- 1 tbsp + 1 tsp unsalted butter, melted and cooled
- 4 3/4 oz all purpose flour (~1 cup, but weighing is better)
- 1/2 tsp kosher salt*
- 2 large eggs, room temperature**
- 1 cup whole milk, room temperature**
- * The source recipe calls for 1 1/2 tsp of kosher salt, and they are so salty it makes me think it's a typo. 1/2-1 tsp is about right.
- ** Don't use eggs and milk straight from the fridge! They've gotta be warmed up for the recipe to work.
Preheat oven to 400º. Don't start mixing things until the oven is ready.
Grease a 6-cup popover pan* with the 1 tsp of melted butter.
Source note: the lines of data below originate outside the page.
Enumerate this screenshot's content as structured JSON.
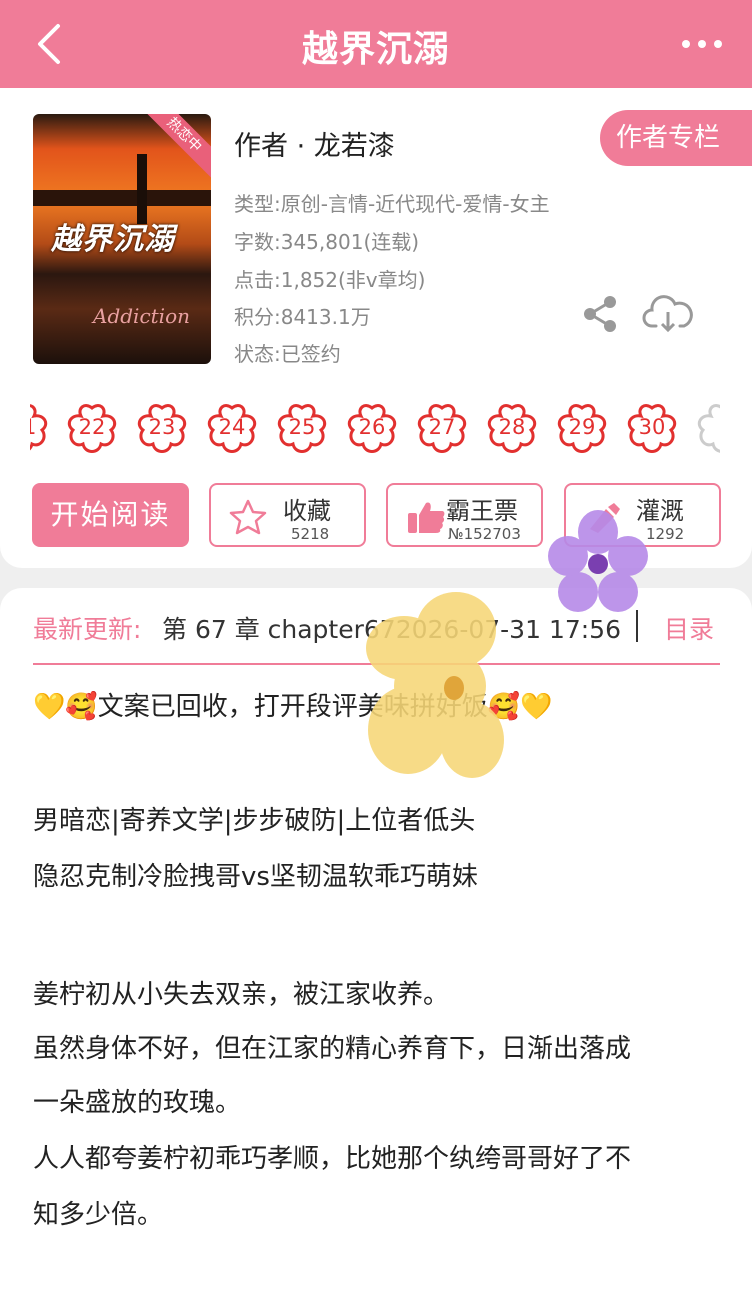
{
  "header": {
    "title": "越界沉溺",
    "back_icon": "chevron-left-icon",
    "more_icon": "ellipsis-icon"
  },
  "book": {
    "cover": {
      "ribbon": "热恋中",
      "title": "越界沉溺",
      "subtitle": "Addiction"
    },
    "author_line": "作者 · 龙若漆",
    "author_column_button": "作者专栏",
    "meta": [
      "类型:原创-言情-近代现代-爱情-女主",
      "字数:345,801(连载)",
      "点击:1,852(非v章均)",
      "积分:8413.1万",
      "状态:已签约"
    ],
    "share_icon": "share-icon",
    "download_icon": "cloud-download-icon"
  },
  "flowers": [
    "22",
    "23",
    "24",
    "25",
    "26",
    "27",
    "28",
    "29",
    "30"
  ],
  "actions": {
    "read": "开始阅读",
    "favorite": {
      "label": "收藏",
      "count": "5218",
      "icon": "star-icon"
    },
    "ticket": {
      "label": "霸王票",
      "count": "№152703",
      "icon": "thumbs-up-icon"
    },
    "water": {
      "label": "灌溉",
      "count": "1292",
      "icon": "watering-bottle-icon"
    }
  },
  "latest": {
    "label": "最新更新:",
    "text": "第 67 章 chapter672026-07-31 17:56",
    "toc": "目录"
  },
  "description": [
    "💛🥰文案已回收，打开段评美味拼好饭🥰💛",
    "",
    "男暗恋|寄养文学|步步破防|上位者低头",
    "隐忍克制冷脸拽哥vs坚韧温软乖巧萌妹",
    "",
    "姜柠初从小失去双亲，被江家收养。",
    "虽然身体不好，但在江家的精心养育下，日渐出落成",
    "一朵盛放的玫瑰。",
    "人人都夸姜柠初乖巧孝顺，比她那个纨绔哥哥好了不",
    "知多少倍。"
  ],
  "colors": {
    "accent": "#f07c98",
    "flower_red": "#e2302f"
  }
}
Place all of the ingredients into a food processor or blender and process for 30 seconds**. Immediately divide the batter evenly between the cups of the popover pan, each should be about 1/3 to 1/2 full.
Bake on the middle rack of the oven for 35-40 minutes, until deep golden brown. As soon as you can handle them, remove each popover from the pan and pierce the top with a knife to allow steam to escape***.
Keep popovers warm in a bread basket until serving. Leftovers can be stored in a ziploc bag, and reheated in the oven for a few minutes.
* If you don't have a popover pan, you can use a muffin pan, but you'll get more va-va-voom out of a popover pan. Once you nail this recipe, it'll be a staple, and the pan will be worth it.
** You'll be tempted to just use a whisk, but I haven't had success with this recipe that way. Use a blender.
*** This is the big secret to big, beautiful popovers—if you don't poke a hole to let the steam out, they'll collapse and shrivel and you'll be so sad.